> _TASK PROMPT_:
The lines to find are those in the entries that hold the word "icon"; copy every one of them.

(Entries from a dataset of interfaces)

----

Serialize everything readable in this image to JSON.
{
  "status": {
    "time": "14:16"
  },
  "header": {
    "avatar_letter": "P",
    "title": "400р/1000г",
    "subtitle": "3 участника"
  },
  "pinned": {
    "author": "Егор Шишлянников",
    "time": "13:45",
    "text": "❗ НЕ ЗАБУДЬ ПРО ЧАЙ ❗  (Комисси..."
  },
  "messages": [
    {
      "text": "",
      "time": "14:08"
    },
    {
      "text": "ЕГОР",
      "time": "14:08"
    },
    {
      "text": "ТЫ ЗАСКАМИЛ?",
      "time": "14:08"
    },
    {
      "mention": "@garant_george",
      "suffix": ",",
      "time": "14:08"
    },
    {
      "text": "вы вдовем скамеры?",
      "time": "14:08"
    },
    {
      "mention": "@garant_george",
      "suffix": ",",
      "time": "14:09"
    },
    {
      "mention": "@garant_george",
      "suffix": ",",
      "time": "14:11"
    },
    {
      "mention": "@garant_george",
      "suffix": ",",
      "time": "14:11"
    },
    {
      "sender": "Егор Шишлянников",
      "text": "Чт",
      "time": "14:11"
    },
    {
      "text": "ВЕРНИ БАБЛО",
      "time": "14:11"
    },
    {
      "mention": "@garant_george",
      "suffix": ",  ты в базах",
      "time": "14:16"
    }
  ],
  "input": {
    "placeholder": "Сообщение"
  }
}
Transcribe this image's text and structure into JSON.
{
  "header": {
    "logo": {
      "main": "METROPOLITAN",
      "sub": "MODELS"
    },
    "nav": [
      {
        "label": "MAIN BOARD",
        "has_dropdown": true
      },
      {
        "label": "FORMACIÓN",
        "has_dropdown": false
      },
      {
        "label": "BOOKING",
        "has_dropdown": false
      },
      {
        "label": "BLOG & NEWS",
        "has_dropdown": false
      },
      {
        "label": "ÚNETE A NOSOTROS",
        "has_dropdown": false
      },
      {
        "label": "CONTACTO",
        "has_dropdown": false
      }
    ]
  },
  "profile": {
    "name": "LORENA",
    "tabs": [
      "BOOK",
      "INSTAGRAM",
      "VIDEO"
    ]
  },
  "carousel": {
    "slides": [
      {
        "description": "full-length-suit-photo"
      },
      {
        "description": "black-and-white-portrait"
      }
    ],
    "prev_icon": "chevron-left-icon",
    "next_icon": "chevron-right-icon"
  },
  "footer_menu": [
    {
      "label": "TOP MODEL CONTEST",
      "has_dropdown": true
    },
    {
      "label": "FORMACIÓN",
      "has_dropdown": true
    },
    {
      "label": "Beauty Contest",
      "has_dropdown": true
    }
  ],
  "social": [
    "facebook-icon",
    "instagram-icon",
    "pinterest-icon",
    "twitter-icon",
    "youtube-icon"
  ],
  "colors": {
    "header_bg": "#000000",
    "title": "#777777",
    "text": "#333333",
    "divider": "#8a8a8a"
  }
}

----

> _EXERCISE RESULT_:
    "prev_icon": "chevron-left-icon",
    "next_icon": "chevron-right-icon"
    "facebook-icon",
    "instagram-icon",
    "pinterest-icon",
    "twitter-icon",
    "youtube-icon"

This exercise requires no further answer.